These recommendations align with internal audit’s skills, Thomas notes. “Internal auditors understand where systems and data live within an organization and know controls — making sure data sets are complete and accurate and that the population is complete that they’re reporting,” she says. “Internal audit can think through IT controls, proper identification of control owners, the use of third-party provided data and information, and change management protocols. Internal audit can help organizations identify source data and the controls for source systems, data, and spreadsheets.”

Thomas recommends using the many free resources available from the TCFD’s webinars, toolkits, and articles. Though the SEC didn’t fully adopt all the TCFD’s recommendations, it is aligned with the TCFD’s disclosure requirements.

Legal Challenges Add Uncertainty

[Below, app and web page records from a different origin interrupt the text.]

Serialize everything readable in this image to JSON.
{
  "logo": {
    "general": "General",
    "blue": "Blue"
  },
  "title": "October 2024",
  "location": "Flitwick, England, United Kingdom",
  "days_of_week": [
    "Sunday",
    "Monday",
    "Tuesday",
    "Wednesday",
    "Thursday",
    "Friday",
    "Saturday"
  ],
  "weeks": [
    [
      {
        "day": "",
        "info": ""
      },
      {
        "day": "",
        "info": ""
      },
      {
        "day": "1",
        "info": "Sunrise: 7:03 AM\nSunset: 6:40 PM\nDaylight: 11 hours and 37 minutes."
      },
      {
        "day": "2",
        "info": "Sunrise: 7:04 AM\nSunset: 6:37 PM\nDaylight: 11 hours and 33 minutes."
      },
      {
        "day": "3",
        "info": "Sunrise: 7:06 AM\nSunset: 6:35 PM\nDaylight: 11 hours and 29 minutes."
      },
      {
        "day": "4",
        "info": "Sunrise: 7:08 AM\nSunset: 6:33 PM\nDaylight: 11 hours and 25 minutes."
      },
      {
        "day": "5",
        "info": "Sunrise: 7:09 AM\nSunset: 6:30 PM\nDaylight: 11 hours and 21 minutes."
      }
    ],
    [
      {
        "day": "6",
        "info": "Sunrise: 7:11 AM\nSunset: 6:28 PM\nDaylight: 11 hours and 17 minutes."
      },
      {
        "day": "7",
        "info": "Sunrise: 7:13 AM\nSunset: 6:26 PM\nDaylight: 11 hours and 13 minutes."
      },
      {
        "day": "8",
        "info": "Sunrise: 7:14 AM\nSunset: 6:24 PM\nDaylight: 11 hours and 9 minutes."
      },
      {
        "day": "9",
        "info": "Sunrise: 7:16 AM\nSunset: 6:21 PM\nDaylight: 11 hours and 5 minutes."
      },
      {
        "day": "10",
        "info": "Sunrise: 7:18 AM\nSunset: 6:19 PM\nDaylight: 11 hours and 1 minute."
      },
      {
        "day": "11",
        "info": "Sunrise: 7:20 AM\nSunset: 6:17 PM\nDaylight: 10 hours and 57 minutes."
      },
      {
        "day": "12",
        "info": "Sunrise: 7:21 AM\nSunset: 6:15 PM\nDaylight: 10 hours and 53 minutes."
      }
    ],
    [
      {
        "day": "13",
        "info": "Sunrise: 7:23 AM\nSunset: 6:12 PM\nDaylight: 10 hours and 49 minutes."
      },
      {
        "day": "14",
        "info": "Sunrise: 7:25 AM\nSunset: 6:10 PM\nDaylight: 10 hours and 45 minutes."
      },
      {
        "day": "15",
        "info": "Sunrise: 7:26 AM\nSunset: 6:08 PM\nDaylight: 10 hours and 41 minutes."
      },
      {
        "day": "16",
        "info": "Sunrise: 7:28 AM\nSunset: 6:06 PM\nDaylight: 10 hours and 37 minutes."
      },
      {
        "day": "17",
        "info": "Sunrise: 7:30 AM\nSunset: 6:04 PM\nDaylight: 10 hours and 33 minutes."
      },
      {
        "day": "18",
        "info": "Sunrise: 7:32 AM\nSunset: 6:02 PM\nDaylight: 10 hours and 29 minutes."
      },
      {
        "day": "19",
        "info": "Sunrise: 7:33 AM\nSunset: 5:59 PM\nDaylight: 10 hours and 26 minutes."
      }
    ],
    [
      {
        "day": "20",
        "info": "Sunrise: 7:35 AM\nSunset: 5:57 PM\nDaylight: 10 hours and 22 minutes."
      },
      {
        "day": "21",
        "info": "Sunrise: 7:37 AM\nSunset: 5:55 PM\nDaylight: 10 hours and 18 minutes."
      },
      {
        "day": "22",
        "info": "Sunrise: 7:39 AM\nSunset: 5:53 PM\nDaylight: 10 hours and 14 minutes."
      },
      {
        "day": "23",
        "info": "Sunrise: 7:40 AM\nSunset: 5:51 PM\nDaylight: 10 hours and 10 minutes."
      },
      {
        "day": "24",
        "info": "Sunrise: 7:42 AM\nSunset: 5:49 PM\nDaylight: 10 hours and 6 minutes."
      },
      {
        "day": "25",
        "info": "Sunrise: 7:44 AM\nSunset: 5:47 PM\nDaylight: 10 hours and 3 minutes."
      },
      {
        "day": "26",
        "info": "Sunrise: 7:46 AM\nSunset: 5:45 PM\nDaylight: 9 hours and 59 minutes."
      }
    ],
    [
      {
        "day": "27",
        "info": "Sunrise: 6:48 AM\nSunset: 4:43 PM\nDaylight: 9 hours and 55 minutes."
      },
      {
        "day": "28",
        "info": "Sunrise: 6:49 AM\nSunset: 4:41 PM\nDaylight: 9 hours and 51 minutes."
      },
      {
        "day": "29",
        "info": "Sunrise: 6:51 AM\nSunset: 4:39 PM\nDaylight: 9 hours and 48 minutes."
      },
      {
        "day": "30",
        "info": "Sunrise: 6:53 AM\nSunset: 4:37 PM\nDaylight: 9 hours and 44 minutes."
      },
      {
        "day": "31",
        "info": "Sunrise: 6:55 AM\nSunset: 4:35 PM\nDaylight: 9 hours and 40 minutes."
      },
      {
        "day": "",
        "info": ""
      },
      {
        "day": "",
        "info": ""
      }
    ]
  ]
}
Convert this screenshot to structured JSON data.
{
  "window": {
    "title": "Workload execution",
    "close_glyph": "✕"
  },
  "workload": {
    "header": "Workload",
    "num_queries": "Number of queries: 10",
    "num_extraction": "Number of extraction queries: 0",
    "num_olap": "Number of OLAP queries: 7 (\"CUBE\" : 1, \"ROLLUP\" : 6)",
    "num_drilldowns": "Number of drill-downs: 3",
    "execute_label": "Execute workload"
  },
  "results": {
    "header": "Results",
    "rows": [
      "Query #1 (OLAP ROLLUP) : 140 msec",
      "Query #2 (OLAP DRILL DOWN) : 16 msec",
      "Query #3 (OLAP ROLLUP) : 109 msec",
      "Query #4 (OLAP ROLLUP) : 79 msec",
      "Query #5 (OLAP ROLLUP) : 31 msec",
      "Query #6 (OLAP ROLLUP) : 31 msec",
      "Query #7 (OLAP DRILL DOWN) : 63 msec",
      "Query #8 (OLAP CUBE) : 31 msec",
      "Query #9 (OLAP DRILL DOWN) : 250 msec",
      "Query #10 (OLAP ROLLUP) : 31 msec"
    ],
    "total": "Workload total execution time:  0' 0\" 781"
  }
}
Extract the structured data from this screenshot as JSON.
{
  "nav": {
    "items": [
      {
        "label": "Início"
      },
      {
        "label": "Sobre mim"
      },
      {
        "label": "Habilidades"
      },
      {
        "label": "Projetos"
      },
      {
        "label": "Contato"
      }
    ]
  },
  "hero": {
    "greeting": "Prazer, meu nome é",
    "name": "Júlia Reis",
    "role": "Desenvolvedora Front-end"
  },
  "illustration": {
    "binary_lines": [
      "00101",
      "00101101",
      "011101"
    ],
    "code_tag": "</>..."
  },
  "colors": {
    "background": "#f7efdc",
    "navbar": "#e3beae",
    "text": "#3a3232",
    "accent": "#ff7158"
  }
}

The Fifth Circuit U.S. Court of Appeals ruling on March 19 granting an administrative stay to temporarily halt the implementation of the SEC’s climate disclosure rule has introduced a new layer of uncertainty for companies. This decision, prompted by a petition filed by Liberty Energy and Nomad Proppant, highlights the contentious nature of the rule, particularly regarding its potential impact on businesses and the scope of information required for disclosure. Moreover, the SEC announced this month that it will temporarily hold off implementing the rules, pending the outcome of a separate lawsuit brought by attorney generals from nine states.

These developments signal ongoing challenges and debates surrounding climate-related disclosures in the corporate landscape. However, according to DeCandido, the largest U.S companies had already been doing some form of reporting before the SEC’s rule was finalized because their stakeholder groups have asked for it. From a leadership standpoint, that implies that other companies should complete similar reporting because many of them align with those large firms’ value chains.

Penalties for noncompliance also are to be determined by the SEC. While some precedent exists, DeCandido says brand or reputational risk is most concerning. “We have a whole new frontier of compliance risk and the minute any of this lives in your public company filings, the scrutiny that would come with it is akin to financial reporting,” he explains. “Hence, why companies are trying to get this right, institutionalizing their control environment, and bringing in expertise.”

This is a pivotal moment in corporate transparency, prompting publicly listed companies to navigate a complex regulatory landscape, guide strategic decision-making, and enhance resilience against climate-related risks.

Emily Primeaux

Emily Primeaux is the writing manager at Dragonfly Editorial in South Florida and former associate editor at Fraud Magazine.